A small, independent restaurant naturally knows this. A good restaurant manager and waiting staff will remember their regular diners, what they like to eat and drink, when they like to visit, perhaps even their birthday.
The restaurant, therefore, knows exactly how that customer likes to be treated, how they’ll respond to offers, or when they should receive a free drink for a special occasion.
Bigger restaurant chains don’t have the luxury of a personal relationship. Managers and waiting staff often have to deal with hundreds of diners each day. The high staff turnover also means that any knowledge built up is lost quickly.
So data is key. It enables you to build a complete view of your diners, be they visiting your high-street outlets or getting food delivered to their sofa. And that means you can find ways to become part of their routine.
You’ll know the diner who’s just started eating with you on Thursdays. And so you know that a timely offer on their phone on a Thursday afternoon will work. Or you’ll know the customers that regularly bring their kids with them to your restaurant, so a discount for kids will help make your restaurant their preference over a competitor.
Restaurants face such intense competition that it’s often about standing out from the crowd. Being able to do this effectively can be a major differentiator. It also means you don’t need to rely on widespread deep discounting. You can be precise and more targeted with your offers.
Of course, an alternative is to take a short-cut by partnering with companies already firmly in the routine.
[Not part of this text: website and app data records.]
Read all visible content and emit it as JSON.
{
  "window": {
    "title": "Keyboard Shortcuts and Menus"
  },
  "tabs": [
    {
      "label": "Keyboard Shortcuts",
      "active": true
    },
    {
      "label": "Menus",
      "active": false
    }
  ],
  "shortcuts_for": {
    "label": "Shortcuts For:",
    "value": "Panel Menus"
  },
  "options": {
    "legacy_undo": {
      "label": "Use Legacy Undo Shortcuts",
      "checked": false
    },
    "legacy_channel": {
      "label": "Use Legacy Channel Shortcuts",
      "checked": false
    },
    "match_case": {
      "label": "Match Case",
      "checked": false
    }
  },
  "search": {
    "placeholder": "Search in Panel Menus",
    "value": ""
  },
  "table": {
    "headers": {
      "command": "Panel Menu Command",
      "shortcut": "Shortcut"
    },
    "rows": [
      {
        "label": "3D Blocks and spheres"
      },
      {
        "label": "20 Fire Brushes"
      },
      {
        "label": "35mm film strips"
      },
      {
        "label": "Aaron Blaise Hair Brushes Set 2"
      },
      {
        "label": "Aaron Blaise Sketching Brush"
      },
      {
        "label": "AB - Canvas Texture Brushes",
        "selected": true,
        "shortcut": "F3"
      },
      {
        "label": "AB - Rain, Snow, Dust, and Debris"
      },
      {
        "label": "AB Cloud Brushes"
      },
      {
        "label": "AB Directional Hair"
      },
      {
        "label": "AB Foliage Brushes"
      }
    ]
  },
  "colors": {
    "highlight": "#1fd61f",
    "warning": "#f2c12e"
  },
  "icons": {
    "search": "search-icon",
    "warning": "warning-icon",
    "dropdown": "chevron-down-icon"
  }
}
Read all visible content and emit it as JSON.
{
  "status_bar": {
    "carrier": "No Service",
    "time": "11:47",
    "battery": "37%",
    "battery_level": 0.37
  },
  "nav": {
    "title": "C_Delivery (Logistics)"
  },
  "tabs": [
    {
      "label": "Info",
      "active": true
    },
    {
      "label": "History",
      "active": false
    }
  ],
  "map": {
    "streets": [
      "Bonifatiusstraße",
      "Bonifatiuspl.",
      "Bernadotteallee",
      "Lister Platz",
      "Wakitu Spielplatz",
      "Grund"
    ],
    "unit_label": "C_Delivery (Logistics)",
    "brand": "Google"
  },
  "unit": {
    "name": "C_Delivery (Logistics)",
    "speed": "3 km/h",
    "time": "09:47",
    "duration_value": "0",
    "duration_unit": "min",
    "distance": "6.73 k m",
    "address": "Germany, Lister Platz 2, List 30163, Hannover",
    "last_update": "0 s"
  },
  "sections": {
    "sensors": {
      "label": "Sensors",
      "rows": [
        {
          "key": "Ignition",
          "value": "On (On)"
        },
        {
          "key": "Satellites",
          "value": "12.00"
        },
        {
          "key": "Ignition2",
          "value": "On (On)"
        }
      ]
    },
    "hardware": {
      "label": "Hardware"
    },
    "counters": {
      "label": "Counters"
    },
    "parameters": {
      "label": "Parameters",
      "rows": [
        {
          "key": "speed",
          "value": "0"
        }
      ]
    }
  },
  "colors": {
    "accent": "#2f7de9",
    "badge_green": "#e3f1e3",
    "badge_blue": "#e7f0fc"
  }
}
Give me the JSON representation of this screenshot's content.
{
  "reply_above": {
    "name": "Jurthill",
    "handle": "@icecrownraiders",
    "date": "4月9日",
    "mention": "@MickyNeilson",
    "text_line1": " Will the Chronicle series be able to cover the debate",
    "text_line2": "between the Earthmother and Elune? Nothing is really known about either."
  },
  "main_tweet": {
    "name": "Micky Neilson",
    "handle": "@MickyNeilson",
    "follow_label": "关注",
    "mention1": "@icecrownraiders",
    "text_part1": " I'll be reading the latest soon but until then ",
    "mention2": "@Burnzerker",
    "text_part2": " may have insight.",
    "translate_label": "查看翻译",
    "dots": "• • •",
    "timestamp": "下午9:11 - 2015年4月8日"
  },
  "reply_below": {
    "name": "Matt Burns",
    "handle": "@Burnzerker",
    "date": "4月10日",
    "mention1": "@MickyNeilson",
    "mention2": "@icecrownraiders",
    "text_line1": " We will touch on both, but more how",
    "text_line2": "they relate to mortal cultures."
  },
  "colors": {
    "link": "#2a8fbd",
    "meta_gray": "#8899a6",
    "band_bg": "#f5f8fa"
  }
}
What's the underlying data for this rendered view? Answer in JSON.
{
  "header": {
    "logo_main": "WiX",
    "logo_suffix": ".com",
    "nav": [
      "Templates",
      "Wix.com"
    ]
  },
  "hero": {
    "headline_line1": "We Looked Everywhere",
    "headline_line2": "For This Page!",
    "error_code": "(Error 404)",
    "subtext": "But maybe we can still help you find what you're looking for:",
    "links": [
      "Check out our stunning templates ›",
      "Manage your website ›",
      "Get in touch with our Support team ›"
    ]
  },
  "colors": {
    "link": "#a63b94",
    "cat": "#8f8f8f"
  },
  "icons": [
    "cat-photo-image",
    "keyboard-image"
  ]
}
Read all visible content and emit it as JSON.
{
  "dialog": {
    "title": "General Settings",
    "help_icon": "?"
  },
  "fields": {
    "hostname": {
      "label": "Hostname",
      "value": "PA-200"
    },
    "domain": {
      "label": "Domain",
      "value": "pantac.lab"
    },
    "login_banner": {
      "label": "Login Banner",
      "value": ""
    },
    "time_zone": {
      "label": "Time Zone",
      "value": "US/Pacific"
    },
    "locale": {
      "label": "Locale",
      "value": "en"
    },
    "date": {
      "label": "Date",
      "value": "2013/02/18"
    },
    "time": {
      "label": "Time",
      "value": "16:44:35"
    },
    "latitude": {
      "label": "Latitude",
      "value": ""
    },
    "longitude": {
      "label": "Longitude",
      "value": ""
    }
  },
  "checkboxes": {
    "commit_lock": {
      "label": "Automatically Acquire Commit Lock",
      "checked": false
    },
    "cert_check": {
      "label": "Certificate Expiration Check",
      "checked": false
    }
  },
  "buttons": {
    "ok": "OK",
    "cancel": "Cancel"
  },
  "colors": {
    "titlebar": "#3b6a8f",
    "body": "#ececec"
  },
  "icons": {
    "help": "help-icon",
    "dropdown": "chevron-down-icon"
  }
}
If you know a supermarket or a travel company is a popular shop among customers, particularly those you’re trying to reach, a clever idea would be to partner your rewards with theirs, thus placing yourself in the routine.
Once you’re part of the routine, you can then target other areas, such as extra offers which may appeal to your customer.
Being part of the weekly calendar, or shortlist of most-loved restaurants, is a powerful place to be.
Value when the tough times hit
Regardless of the great work you do while its smooth sailing, the tougher times will be tricky.
The key is to show relevance and value. You may be part of a customer’s routine, but when they start tightening purse strings, you need to make sure you’re last on the list of costs to cull.
This is where rewards are crucial. This goes beyond the restaurant industry too. And it’s why you’ve seen a whole host of reward schemes and loyalty programmes launch in recent times, across a range of sectors.
Look at coffee shops. Last month, Caffè Nero launched an app to help reward its customers, in addition to its Nectar partnership. Just last week, Starbucks widened its Starbucks Rewards programme.
Loyalty has increased
Restaurants feeling the hit of higher costs with suppliers will inevitably have to pass on some increased prices, but they can still treat their customers to rewards and offers.
The recession taught us that when there’s a squeeze on spending, cost-saving tactics become entrenched in consumer behaviour. People shop on discount, rely even more on loyalty schemes, and they take active steps to spend less money.
But I don’t mean to be a complete harbinger of doom. There are reasons to be optimistic. According to our research, 28% of people place restaurants in their top three sectors to which they feel loyal. This was an increase on 22% the year before.
This suggests that restaurants have been making progress. They’ve become part of the routine. But they’ll need to make sure they’re not resting on their laurels and are continuing to provide value, if they’re to withstand the tougher times ahead.
■ James Moir is managing director of Nectar, the coalition loyalty programme that partners with restaurant and leisure partners including PizzaExpress and Just Eat